WHAT IS EXPECTED: Write the data below out in full, exactly as it stands.

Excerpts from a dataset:
——
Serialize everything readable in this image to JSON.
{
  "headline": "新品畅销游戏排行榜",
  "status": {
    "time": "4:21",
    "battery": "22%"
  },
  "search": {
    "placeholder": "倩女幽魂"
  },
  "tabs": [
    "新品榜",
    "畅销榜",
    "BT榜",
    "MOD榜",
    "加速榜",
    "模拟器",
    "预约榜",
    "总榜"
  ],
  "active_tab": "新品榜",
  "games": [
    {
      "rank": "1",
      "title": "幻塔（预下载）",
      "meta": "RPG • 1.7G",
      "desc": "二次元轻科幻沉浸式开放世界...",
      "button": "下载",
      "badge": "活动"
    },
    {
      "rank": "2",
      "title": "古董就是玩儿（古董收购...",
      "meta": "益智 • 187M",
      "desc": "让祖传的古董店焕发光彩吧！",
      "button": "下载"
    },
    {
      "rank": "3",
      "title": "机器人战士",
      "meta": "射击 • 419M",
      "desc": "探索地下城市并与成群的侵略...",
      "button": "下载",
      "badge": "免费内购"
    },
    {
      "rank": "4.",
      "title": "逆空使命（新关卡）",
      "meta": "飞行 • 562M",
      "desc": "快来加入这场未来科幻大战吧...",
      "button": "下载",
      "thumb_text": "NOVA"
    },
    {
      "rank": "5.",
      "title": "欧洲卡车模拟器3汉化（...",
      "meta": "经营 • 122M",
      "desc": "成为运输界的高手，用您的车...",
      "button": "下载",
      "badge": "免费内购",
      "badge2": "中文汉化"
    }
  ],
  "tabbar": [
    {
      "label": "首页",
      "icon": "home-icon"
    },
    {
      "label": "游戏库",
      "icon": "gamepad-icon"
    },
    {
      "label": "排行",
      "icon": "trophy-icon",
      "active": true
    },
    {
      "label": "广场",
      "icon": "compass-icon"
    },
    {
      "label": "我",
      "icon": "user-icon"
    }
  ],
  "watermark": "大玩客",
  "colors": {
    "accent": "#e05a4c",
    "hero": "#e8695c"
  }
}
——
ANSWER FOR THIS EXERCISE:
Serialize everything readable in this image to JSON.
{
  "headline": "新品畅销游戏排行榜",
  "status": {
    "time": "4:21",
    "battery": "22%"
  },
  "search": {
    "placeholder": "倩女幽魂"
  },
  "tabs": [
    "新品榜",
    "畅销榜",
    "BT榜",
    "MOD榜",
    "加速榜",
    "模拟器",
    "预约榜",
    "总榜"
  ],
  "active_tab": "新品榜",
  "games": [
    {
      "rank": "1",
      "title": "幻塔（预下载）",
      "meta": "RPG • 1.7G",
      "desc": "二次元轻科幻沉浸式开放世界...",
      "button": "下载",
      "badge": "活动"
    },
    {
      "rank": "2",
      "title": "古董就是玩儿（古董收购...",
      "meta": "益智 • 187M",
      "desc": "让祖传的古董店焕发光彩吧！",
      "button": "下载"
    },
    {
      "rank": "3",
      "title": "机器人战士",
      "meta": "射击 • 419M",
      "desc": "探索地下城市并与成群的侵略...",
      "button": "下载",
      "badge": "免费内购"
    },
    {
      "rank": "4.",
      "title": "逆空使命（新关卡）",
      "meta": "飞行 • 562M",
      "desc": "快来加入这场未来科幻大战吧...",
      "button": "下载",
      "thumb_text": "NOVA"
    },
    {
      "rank": "5.",
      "title": "欧洲卡车模拟器3汉化（...",
      "meta": "经营 • 122M",
      "desc": "成为运输界的高手，用您的车...",
      "button": "下载",
      "badge": "免费内购",
      "badge2": "中文汉化"
    }
  ],
  "tabbar": [
    {
      "label": "首页",
      "icon": "home-icon"
    },
    {
      "label": "游戏库",
      "icon": "gamepad-icon"
    },
    {
      "label": "排行",
      "icon": "trophy-icon",
      "active": true
    },
    {
      "label": "广场",
      "icon": "compass-icon"
    },
    {
      "label": "我",
      "icon": "user-icon"
    }
  ],
  "watermark": "大玩客",
  "colors": {
    "accent": "#e05a4c",
    "hero": "#e8695c"
  }
}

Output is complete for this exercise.